You can also specify a configuration file via a System property. This is particularly useful for production environments where the configuration file may be managed outside of your application source.

Note: The logging system gives top preference to configuration files specified by system properties, secondly to files in the conf directory, and lastly to the default. This allows you to customize your application’s logging configuration and still override it for specific environments or developer setups.

§Using -Dlogger.resource

Specify a configuration file to be loaded from the classpath:

$ start -Dlogger.resource=prod-logger.xml

§Using -Dlogger.file

Specify a configuration file to be loaded from the file system:

$ start -Dlogger.file=/opt/prod/logger.xml

§Using -Dlogger.url

Specify a configuration file to be loaded from an URL:

$ start -Dlogger.url=


Here’s an example of configuration that would work well in a production environment:


    <appender name="FILE" class="ch.qos.logback.core.rolling.RollingFileAppender">
        <rollingPolicy class="ch.qos.logback.core.rolling.TimeBasedRollingPolicy">
            <!-- Daily rollover with compression -->
            <!-- keep 30 days worth of history -->
            <pattern>%date{yyyy-MM-dd HH:mm:ss ZZZZ} - [%level] - from %logger in %thread %n%message%n%xException%n</pattern>
    <appender name="ACCESS_FILE" class="ch.qos.logback.core.rolling.RollingFileAppender">
        <rollingPolicy class="ch.qos.logback.core.rolling.TimeBasedRollingPolicy">
            <!-- daily rollover with compression -->
            <!-- keep 1 week worth of history -->
            <pattern>%date{yyyy-MM-dd HH:mm:ss ZZZZ} %message%n</pattern>
            <!-- this quadruples logging throughput -->

    <!-- additivity=false ensures access log data only goes to the access log -->
    <logger name="access" level="INFO" additivity="false">
        <appender-ref ref="ACCESS_FILE" />
    <root level="INFO">
        <appender-ref ref="FILE"/>


This demonstrates a few useful features:
- It uses RollingFileAppender which can help manage growing log files.
- It writes log files to a directory external to the application so they aren’t affected by upgrades, etc.
- The FILE appender uses an expanded message format that can be parsed by third party log analytics providers such as Sumo Logic.
- The access logger is routed to a separate log file using the ACCESS_FILE_APPENDER.
- All loggers are set to a threshold of INFO which is a common choice for production logging.

§Akka logging configuration

Akka has its own logging system which may or may not use Play’s underlying logging engine depending on how it is configured.
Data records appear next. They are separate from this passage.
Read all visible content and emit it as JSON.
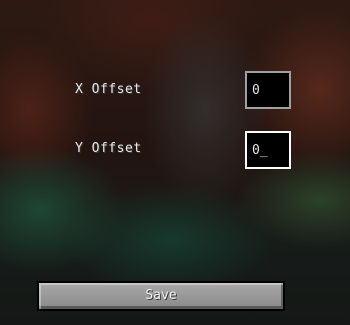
{
  "settings": {
    "x_offset": {
      "label": "X Offset",
      "value": "0"
    },
    "y_offset": {
      "label": "Y Offset",
      "value": "0_"
    }
  },
  "save_button": {
    "label": "Save"
  }
}
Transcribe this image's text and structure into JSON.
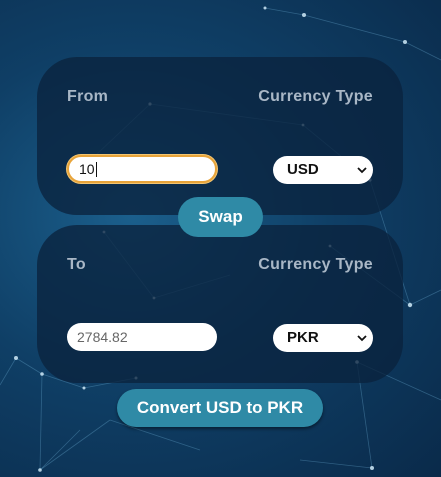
{
  "from_panel": {
    "label": "From",
    "type_label": "Currency Type",
    "amount_value": "10",
    "currency": "USD"
  },
  "swap_button": {
    "label": "Swap"
  },
  "to_panel": {
    "label": "To",
    "type_label": "Currency Type",
    "amount_value": "2784.82",
    "currency": "PKR"
  },
  "convert_button": {
    "label": "Convert USD to PKR"
  },
  "colors": {
    "accent": "#2f8aa6",
    "panel": "#0a233e",
    "focus_ring": "#e8a43a"
  }
}
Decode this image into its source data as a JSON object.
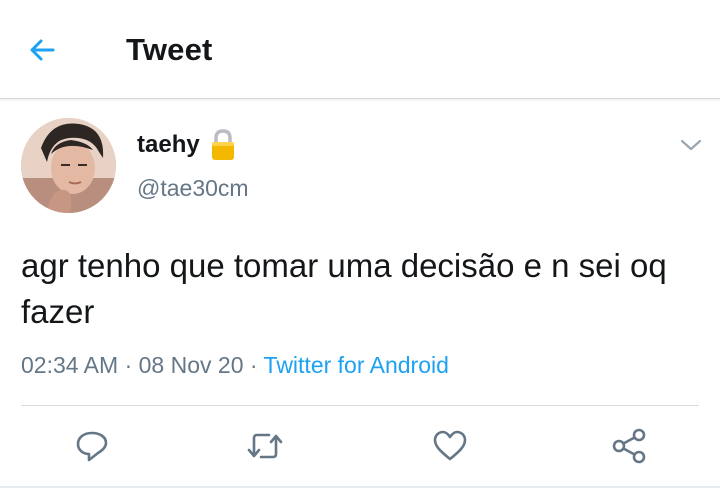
{
  "header": {
    "title": "Tweet"
  },
  "tweet": {
    "display_name": "taehy",
    "handle": "@tae30cm",
    "text": "agr tenho que tomar uma decisão e n sei oq fazer",
    "time": "02:34 AM",
    "separator": "·",
    "date": "08 Nov 20",
    "source": "Twitter for Android"
  },
  "icons": {
    "back": "arrow-left-icon",
    "lock": "lock-icon",
    "more": "chevron-down-icon",
    "reply": "reply-icon",
    "retweet": "retweet-icon",
    "like": "heart-icon",
    "share": "share-icon"
  },
  "colors": {
    "accent": "#1da1f2",
    "text": "#14171a",
    "secondary": "#657786",
    "icon_gray": "#657786"
  }
}
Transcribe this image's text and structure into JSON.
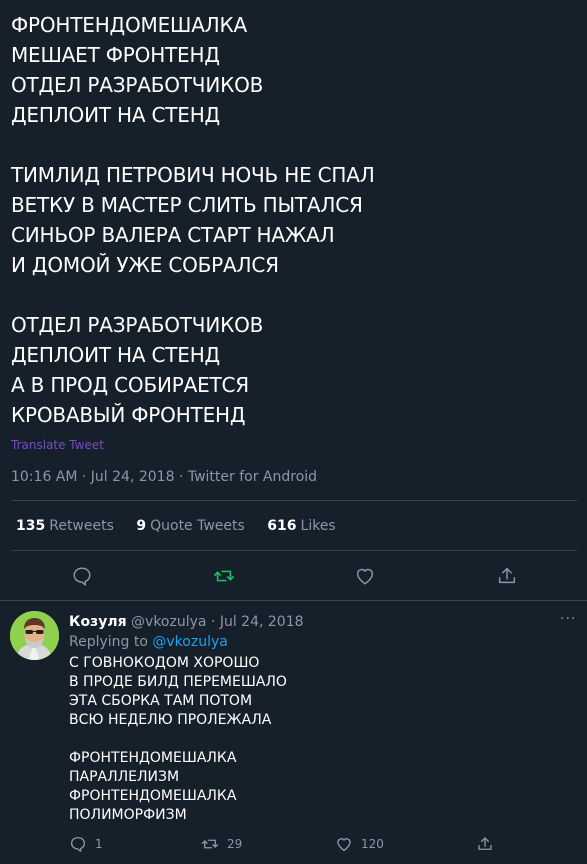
{
  "tweet": {
    "stanzas": [
      [
        "ФРОНТЕНДОМЕШАЛКА",
        "МЕШАЕТ ФРОНТЕНД",
        "ОТДЕЛ РАЗРАБОТЧИКОВ",
        "ДЕПЛОИТ НА СТЕНД"
      ],
      [
        "ТИМЛИД ПЕТРОВИЧ НОЧЬ НЕ СПАЛ",
        "ВЕТКУ В МАСТЕР СЛИТЬ ПЫТАЛСЯ",
        "СИНЬОР ВАЛЕРА СТАРТ НАЖАЛ",
        "И ДОМОЙ УЖЕ СОБРАЛСЯ"
      ],
      [
        "ОТДЕЛ РАЗРАБОТЧИКОВ",
        "ДЕПЛОИТ НА СТЕНД",
        "А В ПРОД СОБИРАЕТСЯ",
        "КРОВАВЫЙ ФРОНТЕНД"
      ]
    ],
    "translate_label": "Translate Tweet",
    "timestamp": "10:16 AM · Jul 24, 2018 · Twitter for Android",
    "stats": {
      "retweets_count": "135",
      "retweets_label": "Retweets",
      "quotes_count": "9",
      "quotes_label": "Quote Tweets",
      "likes_count": "616",
      "likes_label": "Likes"
    }
  },
  "reply": {
    "name": "Козуля",
    "handle_date": "@vkozulya · Jul 24, 2018",
    "replying_prefix": "Replying to",
    "replying_handle": "@vkozulya",
    "stanzas": [
      [
        "С ГОВНОКОДОМ ХОРОШО",
        "В ПРОДЕ БИЛД ПЕРЕМЕШАЛО",
        "ЭТА СБОРКА ТАМ ПОТОМ",
        "ВСЮ НЕДЕЛЮ ПРОЛЕЖАЛА"
      ],
      [
        "ФРОНТЕНДОМЕШАЛКА",
        "ПАРАЛЛЕЛИЗМ",
        "ФРОНТЕНДОМЕШАЛКА",
        "ПОЛИМОРФИЗМ"
      ]
    ],
    "reply_count": "1",
    "retweet_count": "29",
    "like_count": "120",
    "more_label": "···"
  },
  "colors": {
    "background": "#15202b",
    "text": "#ffffff",
    "secondary": "#8899a6",
    "divider": "#38444d",
    "retweet_active": "#17bf63",
    "link": "#1da1f2",
    "translate": "#794bc4"
  },
  "icons": [
    "comment-icon",
    "retweet-icon",
    "like-icon",
    "share-icon",
    "more-icon",
    "avatar"
  ]
}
By default, Akka will ignore Play’s logging configuration and print log messages to STDOUT using its own format. You can configure the log level in application.conf:

akka {

To direct Akka to use Play’s logging engine, you’ll need to do some careful configuration. First add the following config in application.conf:

akka {
  loggers = ["akka.event.slf4j.Slf4jLogger"]

A couple things to note:

Next, refine your Akka logging settings in your Logback configuration:

<!-- Set logging for all Akka library classes to INFO -->
<logger name="akka" level="INFO" />
<!-- Set a specific actor to DEBUG -->
<logger name="actors.MyActor" level="DEBUG" />

You may also wish to configure an appender for the Akka loggers that includes useful properties such as thread and actor address. See the logging page in the Akka documentation for details on Logback configuration and other useful information.

Next: Configuring gzip encoding

このドキュメントの翻訳は Play チームによってメンテナンスされているものではありません。 間違いを見つけた場合、このページのソースコードを ここ で確認することができます。 ドキュメントガイドライン を読んで、お気軽にプルリクエストを送ってください。